(Originally in the High Plains Reader of May 4, 2006, as the guest editorial.)
Can’t We Do Better?
By Ryan Gustafson
College is nearly out and students around the state will return home for the summer. Thoughts of next year and the paperwork to come will be the furthest thing from their minds as they contemplate how best to spend their summer vacation.
The furthest thing from the minds of many of our elected officials, however, is how to make college affordable and make it possible for young people to stay in North Dakota after graduating.
A quick review of the rampant hypocrisy surrounding the education debate:
- The Board of Higher Education pushed through another tuition raise… while the state’s share of higher education funding fell for the third straight year.
- The Bank of North Dakota made record profits last year… but the bank’s largest holdings are student loans.
- North Dakota’s average wage is about $28,000… but the average debt carried by a college graduate is $23,000.
- The federal government cut $12.7 billion from student loans… while the same Republican Congress handed out $90 billion in tax cuts to people who can already afford college.
- Republican leaders in North Dakota wring their hands and wail about out-migration… but gloat about the $300 million surplus which was built off the repayment of student loans to the Bank of North Dakota.
- Republican leaders in North Dakota voted against comprehensive renewable energy legislation, a boom industry… at the same time they carried on about their ability to create jobs and attract business.
Can’t we do better?
A good government cares for its people. It provides opportunities and invests in education as a key to future strength. A good government promotes entrepreneurs and responsible economic development.
Instead the state legislature promoted tax cuts for oil companies, denied comprehensive renewable energy legislation, and told young North Dakotans to take a hike.
And hike they will — right into Minnesota. Or anywhere that provides the kind of good jobs and wages needed to pay off loans.
The Minneapolis Star reported a while back that if the ratio between minimum wage and college tuition were the same now as it was back then, the minimum wage would be $22 an hour.
To be clear, it’s not a matter of “convincing” students to stay here. Graduates who want to leave North Dakota will leave no matter what we do. There’s a world of difference between convincing grads to stay here and making it possible to stay for those who want to remain.

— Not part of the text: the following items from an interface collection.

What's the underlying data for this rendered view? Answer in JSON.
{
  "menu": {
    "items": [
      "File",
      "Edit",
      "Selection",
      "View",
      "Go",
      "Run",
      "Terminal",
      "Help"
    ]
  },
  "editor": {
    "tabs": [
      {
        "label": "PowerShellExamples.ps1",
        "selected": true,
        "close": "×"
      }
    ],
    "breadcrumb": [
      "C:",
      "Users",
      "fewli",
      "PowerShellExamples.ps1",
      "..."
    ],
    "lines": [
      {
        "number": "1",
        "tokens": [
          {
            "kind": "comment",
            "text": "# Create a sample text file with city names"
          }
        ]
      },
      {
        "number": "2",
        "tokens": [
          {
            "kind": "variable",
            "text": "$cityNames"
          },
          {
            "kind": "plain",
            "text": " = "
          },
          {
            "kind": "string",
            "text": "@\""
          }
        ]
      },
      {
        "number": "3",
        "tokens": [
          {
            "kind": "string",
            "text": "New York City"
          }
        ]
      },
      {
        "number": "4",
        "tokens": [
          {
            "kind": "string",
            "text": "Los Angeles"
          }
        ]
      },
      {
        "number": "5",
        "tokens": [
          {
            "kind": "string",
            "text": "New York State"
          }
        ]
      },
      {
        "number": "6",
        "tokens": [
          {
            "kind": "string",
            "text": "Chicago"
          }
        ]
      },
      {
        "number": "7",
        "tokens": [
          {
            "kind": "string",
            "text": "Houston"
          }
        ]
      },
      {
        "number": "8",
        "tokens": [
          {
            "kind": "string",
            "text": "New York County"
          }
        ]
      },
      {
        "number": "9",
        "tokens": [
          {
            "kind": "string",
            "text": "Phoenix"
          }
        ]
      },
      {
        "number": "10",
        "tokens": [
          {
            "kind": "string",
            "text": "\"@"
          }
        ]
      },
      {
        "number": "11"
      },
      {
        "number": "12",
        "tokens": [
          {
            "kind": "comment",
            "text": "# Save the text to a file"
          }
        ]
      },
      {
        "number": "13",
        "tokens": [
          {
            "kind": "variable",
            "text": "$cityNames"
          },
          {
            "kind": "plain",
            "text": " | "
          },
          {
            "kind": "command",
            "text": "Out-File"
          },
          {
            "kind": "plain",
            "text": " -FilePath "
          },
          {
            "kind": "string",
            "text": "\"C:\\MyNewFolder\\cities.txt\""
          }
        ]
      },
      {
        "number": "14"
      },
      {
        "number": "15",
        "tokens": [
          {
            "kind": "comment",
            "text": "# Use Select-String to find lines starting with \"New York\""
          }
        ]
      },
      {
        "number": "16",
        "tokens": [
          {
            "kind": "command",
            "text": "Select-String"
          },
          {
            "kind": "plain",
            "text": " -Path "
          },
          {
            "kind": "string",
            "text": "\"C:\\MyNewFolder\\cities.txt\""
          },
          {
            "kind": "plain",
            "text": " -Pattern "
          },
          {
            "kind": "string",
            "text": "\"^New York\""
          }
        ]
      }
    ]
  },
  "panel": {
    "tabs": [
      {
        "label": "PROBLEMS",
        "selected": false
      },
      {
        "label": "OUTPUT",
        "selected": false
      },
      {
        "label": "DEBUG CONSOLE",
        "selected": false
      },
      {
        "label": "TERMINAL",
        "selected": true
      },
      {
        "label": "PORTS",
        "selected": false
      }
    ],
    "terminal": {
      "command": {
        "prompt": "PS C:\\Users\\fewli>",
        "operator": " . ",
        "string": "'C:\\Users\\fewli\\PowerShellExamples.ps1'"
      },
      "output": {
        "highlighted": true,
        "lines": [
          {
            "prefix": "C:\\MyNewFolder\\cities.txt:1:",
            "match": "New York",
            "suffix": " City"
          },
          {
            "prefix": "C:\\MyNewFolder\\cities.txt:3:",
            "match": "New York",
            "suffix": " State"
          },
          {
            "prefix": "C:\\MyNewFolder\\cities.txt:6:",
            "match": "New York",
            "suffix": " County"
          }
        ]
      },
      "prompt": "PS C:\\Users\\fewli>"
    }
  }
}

Some people would call these types of programs handouts and a waste of money. These are the same people who don’t bat an eye when the state gives away millions of dollars of tax revenue in the form of exemptions and incentives for large companies — companies already earning record profits, who leave the state at the drop of the hat if politicians for a moment stop sucking up to them.
So how can the state make college affordable? What’s the answer?

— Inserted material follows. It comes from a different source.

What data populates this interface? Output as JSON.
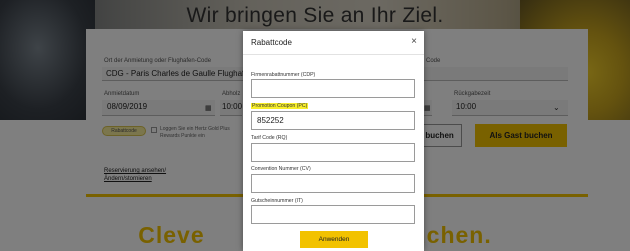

Fully funding college education according to the state’s constitutional obligations would be a good start, to prevent further tuition increases.
Putting an end to the double-taxing of students (once through income, once through student loans) would also be a good start, to make student loans affordable.
Promoting entrepreneurship in-state would also help. Create business with local talent, instead of begging for it from out-of-state. Stop throwing fistfuls of money at disreputable companies like WebSmart and invest directly in North Dakota instead–in local companies with an interest in their community.
Financial incentives are also an option, and many different people have suggested a variety of plans to provide college grads the opportunity to stay in the state.
North Dakotans are generally a strong, independent lot, but we also value our communities. We recognize that we all do better when we all do better. Common sense tells us our government ought to be helping us succeed, not making it more difficult.
Students are not piggy banks. It’s time to quit treating them like they are.
(Gustafson, former intern at HPR, graduated from Concordia College in 2005. He works for the North Dakota Progressive Coalition and is running for the State Legislature in Bismarck. He operates a blog at FlickertailJournal.com.)